Over the Thanksgiving holiday I repeatedly came across something from a person who seemed to feel that a real Christian couldn’t celebrate Thanksgiving, because evidently it was so deeply rooted in Pagan tradition. It’s every person’s right to express his or her opinion, but I find that kind of thinking rather sad.
This time of year is wonderful! For the next month or so several traditions have holiday seasons which overlap, and I suspect a lot of those traditions may owe a lot of their growth to anxious parents long ago, having to deal with a house-load of kids getting serious cabin fever. And I would not be surprised if a great deal of these celebrations – the particular fun things we do – are historically rooted in Pagan tradition. This doesn’t feel, to me, to be a bad thing.
We generally accept Paganism as among the most ancient of spiritual traditions. I accept that, too. The symbols of ancient traditions around the world, I believe, have their roots in visceral reactions to things – these symbols seem to be more pure in a way. When new faiths come along they generally see themselves as more enlightened paths, and will use the ancient symbols of whatever culture prevails. So the Easter egg is a symbol for Horus, the Egyptian god symbolized by the hawk – Horus performed an intercessory function between God and human similar in many respects to how early Christians viewed the role of Christ, so as Christianity moved into Egypt this association seems natural. And the hunt for eggs seems, then, a symbol of the seeking for the role of Christ in everyday circumstances or in the world at large. I would be very shocked, however, if those Christians of so long ago had anticipated the vast array of different ways we have today to dye and decorate eggs. A part of me wonders how they would react.

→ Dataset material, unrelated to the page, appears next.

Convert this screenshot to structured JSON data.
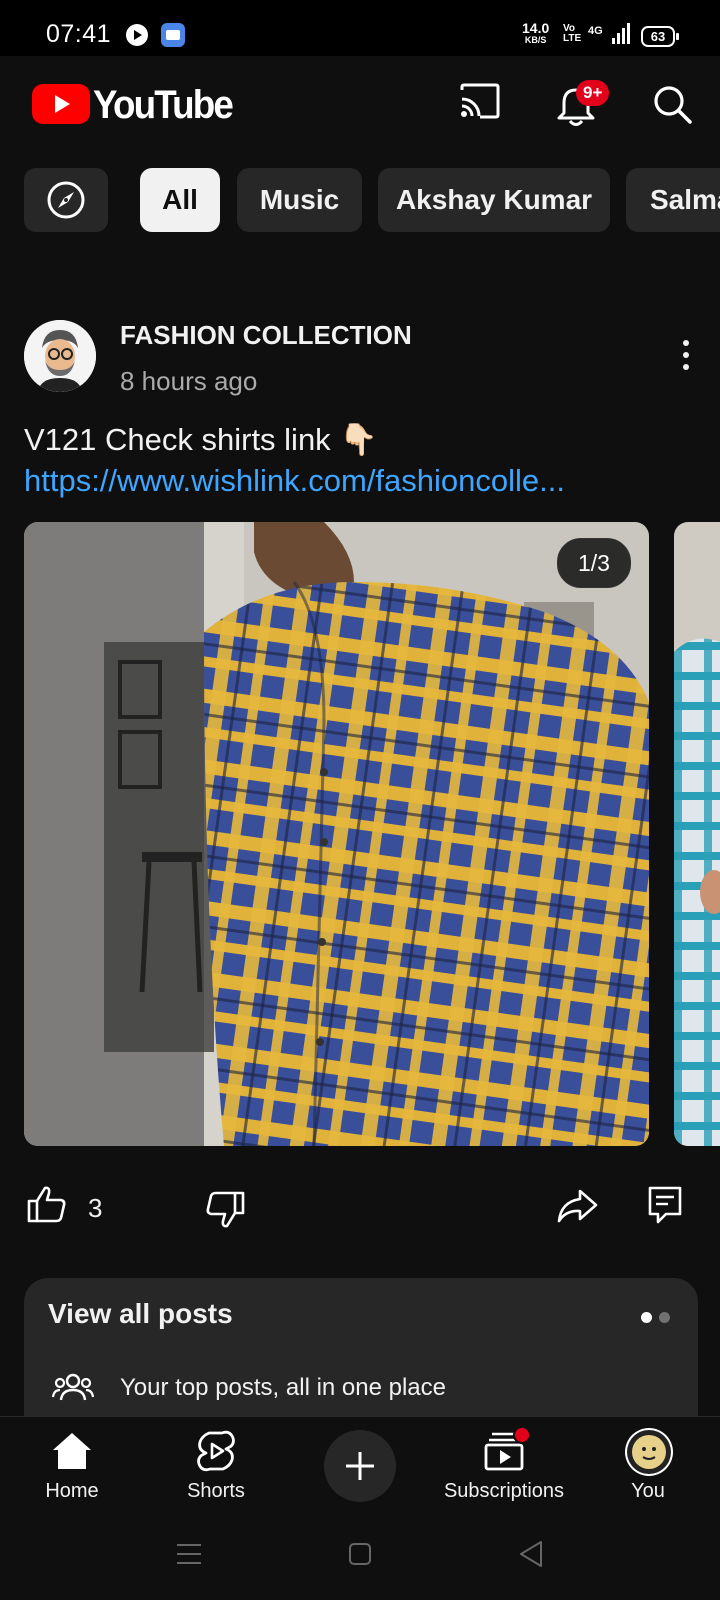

Oh, no! The Easter egg is Pagan and we’ve got to stop using it! This is a sad reaction. Rather, in our fun way we are honoring a millenia-old symbol, using an ancient and revered idea to underscore, or expand, our celebration of a relatively new faith, Christianity. By incorporating these ancient traditions, at least in part, we are also celebrating our ancestors. The ancient worshipers are not strangers to us – they are our forefathers. Where we are today is built on the lives of everyone who has gone before. Our use of ancient symbols in celebrations of today regardless of the faith or holiday celebrated, is also a good-hearted honoring of our fathers and mothers of old. Or at least, that’s how I see it.
For those who see the incorporation of Pagan traditions into an “enlightened” celebration as a dilution of faith, I can only say this – Truth is Truth and will always stand the test of time; honoring the faith of others can only honor your own. By bringing in the memories of our ancestors, even in silly stuff like the extra fun holiday traditions of every faith, we include them in our happiness. All of these people are our family, and we celebrate our happy moments – including holidays – with our family. We should honor and celebrate the happiness of others, too, because they are also part of our human family.
I love what Ben Stein has to say about a Jew celebrating Christmas: